About this exercise:
The number of lines holding the string "icon" is all that is wanted; count them in the records below.

Data:
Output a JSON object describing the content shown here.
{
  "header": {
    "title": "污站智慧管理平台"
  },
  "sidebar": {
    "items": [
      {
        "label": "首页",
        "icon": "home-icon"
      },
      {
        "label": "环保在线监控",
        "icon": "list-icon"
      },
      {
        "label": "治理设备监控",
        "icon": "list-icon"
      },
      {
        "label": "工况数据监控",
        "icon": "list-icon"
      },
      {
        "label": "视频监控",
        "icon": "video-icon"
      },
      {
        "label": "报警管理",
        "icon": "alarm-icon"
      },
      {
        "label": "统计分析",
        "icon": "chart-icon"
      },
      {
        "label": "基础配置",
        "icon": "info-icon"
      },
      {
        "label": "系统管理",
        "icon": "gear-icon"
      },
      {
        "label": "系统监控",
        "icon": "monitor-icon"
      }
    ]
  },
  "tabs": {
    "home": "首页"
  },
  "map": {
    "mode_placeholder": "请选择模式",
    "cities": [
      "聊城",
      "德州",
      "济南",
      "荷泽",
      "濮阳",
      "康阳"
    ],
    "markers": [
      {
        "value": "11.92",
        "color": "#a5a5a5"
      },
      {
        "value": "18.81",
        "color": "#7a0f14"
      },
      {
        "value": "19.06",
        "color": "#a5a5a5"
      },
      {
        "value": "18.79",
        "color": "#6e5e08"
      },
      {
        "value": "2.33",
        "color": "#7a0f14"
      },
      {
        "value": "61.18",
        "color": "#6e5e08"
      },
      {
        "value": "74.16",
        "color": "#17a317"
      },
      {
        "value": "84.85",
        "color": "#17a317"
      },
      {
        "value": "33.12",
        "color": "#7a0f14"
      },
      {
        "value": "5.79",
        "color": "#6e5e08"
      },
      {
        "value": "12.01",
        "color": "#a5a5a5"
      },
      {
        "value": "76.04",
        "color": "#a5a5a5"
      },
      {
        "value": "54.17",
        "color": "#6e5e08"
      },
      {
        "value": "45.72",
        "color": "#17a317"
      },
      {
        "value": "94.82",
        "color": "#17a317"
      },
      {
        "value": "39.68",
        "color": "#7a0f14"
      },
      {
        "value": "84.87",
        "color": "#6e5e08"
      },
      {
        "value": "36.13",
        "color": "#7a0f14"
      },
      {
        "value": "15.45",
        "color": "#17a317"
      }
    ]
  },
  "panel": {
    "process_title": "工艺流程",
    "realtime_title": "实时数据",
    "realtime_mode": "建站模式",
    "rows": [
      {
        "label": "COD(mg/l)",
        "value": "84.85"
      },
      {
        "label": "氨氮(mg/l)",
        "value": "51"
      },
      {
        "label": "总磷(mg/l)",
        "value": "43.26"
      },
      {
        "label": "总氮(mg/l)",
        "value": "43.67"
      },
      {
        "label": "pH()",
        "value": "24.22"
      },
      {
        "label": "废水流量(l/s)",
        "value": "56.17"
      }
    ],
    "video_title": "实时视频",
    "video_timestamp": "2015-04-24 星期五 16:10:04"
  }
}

Answer section:
10